### About this task
Review the material and extract every line in which the word "JSON" occurs.

### Material supplied
_ _ _
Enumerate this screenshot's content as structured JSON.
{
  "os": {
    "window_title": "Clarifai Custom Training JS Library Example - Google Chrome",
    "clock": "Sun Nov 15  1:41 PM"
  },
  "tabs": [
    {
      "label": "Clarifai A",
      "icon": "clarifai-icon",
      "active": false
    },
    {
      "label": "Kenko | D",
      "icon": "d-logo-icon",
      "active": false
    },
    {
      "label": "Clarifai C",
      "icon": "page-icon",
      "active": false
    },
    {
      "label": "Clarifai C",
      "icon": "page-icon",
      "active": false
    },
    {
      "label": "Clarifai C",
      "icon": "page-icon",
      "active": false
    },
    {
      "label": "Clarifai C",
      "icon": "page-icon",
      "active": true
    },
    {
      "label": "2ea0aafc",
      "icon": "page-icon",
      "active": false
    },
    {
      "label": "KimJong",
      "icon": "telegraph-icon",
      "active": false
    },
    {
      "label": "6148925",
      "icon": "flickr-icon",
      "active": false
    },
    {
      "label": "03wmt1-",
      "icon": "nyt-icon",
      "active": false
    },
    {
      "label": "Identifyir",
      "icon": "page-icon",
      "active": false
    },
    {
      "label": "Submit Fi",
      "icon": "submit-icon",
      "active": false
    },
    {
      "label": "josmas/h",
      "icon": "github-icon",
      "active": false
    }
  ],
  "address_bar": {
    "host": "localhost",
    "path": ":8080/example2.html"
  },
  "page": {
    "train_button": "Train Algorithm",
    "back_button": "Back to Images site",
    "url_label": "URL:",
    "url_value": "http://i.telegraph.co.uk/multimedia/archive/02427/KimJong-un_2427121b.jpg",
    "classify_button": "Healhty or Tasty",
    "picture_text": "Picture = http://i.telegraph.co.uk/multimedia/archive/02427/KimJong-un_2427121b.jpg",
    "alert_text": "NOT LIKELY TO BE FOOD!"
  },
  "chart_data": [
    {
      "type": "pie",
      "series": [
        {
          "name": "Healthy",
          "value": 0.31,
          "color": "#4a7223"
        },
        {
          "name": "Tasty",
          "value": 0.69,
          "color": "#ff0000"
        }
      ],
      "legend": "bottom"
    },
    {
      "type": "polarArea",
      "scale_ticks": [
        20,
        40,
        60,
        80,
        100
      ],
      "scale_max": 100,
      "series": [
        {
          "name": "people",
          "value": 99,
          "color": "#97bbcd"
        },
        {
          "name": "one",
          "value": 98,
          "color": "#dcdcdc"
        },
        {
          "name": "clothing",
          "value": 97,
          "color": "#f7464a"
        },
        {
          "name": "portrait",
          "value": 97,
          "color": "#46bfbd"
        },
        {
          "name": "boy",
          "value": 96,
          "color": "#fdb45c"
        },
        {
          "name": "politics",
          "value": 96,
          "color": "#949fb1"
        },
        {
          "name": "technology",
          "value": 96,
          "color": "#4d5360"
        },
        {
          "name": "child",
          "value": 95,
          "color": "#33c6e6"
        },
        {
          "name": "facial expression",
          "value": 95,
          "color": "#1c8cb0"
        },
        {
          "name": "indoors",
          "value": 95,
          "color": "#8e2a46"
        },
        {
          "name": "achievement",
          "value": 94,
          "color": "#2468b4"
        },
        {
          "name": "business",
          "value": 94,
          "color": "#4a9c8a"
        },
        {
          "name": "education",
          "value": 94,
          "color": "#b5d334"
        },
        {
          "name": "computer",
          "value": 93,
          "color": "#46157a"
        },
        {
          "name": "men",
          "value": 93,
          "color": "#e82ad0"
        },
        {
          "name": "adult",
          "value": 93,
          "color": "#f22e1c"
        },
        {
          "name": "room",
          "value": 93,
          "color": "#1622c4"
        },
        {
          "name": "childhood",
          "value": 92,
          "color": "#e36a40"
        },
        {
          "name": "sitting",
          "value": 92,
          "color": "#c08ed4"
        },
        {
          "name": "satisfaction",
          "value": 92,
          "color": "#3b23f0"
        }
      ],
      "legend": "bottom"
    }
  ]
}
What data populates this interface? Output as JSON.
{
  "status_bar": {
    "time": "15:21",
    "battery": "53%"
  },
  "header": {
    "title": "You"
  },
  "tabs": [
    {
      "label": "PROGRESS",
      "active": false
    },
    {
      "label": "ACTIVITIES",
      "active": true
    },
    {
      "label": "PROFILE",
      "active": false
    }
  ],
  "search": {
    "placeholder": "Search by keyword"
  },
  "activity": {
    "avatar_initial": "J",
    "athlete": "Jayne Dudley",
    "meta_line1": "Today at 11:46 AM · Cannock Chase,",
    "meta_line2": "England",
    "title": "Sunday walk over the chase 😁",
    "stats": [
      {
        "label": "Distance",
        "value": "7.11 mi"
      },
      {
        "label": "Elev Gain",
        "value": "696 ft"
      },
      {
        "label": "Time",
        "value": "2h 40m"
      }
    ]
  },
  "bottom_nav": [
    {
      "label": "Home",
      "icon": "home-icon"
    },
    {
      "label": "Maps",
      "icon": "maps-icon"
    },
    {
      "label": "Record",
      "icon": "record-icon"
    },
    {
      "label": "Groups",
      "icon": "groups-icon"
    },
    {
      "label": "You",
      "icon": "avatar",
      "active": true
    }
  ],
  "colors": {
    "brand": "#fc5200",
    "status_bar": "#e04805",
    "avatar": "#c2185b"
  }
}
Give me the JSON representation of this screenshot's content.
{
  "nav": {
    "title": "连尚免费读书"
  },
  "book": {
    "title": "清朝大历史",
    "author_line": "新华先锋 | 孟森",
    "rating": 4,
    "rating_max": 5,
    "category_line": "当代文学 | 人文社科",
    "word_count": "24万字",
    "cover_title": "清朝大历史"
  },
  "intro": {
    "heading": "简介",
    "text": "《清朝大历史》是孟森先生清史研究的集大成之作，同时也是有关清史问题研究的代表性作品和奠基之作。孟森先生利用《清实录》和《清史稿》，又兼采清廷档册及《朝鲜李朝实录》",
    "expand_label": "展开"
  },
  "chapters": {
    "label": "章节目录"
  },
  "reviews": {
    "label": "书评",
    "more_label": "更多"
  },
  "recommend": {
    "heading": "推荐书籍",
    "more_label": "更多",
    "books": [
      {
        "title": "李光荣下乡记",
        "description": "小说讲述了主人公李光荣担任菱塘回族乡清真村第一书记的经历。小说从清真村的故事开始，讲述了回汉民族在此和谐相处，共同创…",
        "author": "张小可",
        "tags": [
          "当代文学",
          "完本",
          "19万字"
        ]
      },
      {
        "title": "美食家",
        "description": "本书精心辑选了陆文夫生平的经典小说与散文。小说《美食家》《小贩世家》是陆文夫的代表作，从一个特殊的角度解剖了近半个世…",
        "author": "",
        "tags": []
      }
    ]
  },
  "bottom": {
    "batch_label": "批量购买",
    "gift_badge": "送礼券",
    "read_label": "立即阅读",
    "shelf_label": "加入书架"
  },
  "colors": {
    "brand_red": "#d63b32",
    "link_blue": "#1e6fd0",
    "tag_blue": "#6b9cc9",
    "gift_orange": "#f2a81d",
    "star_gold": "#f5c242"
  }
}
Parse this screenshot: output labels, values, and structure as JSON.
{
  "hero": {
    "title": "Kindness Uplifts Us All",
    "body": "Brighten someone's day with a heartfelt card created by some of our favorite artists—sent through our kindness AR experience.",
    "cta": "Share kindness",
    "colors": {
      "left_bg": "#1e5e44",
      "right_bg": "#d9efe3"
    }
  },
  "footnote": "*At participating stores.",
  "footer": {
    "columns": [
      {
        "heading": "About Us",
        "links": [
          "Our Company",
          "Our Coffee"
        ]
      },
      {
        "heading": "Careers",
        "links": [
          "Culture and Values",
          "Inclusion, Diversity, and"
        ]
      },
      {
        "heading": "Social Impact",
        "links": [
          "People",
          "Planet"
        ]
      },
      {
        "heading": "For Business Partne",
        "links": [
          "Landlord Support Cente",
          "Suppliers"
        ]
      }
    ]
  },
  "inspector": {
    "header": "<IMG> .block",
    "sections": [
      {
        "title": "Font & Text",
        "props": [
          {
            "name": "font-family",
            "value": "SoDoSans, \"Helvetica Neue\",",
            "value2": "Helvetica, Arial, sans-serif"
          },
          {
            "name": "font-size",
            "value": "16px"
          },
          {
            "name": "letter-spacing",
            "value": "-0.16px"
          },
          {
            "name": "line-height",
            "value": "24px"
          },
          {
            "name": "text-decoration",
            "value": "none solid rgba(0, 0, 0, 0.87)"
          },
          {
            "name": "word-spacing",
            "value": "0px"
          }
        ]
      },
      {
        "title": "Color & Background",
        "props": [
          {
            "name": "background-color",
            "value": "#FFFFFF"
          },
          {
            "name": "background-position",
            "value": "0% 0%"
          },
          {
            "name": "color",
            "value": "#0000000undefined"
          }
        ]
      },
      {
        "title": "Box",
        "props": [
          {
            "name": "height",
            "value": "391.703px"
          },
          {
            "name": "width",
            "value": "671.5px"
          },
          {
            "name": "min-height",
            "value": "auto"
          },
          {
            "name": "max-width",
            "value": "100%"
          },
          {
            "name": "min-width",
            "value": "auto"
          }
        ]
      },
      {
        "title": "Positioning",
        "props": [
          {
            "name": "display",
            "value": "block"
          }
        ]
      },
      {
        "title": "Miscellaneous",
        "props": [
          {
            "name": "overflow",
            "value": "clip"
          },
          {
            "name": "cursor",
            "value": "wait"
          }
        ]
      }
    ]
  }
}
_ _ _
### Task output
Enumerate this screenshot's content as structured JSON.
What data populates this interface? Output as JSON.
Give me the JSON representation of this screenshot's content.
Parse this screenshot: output labels, values, and structure as JSON.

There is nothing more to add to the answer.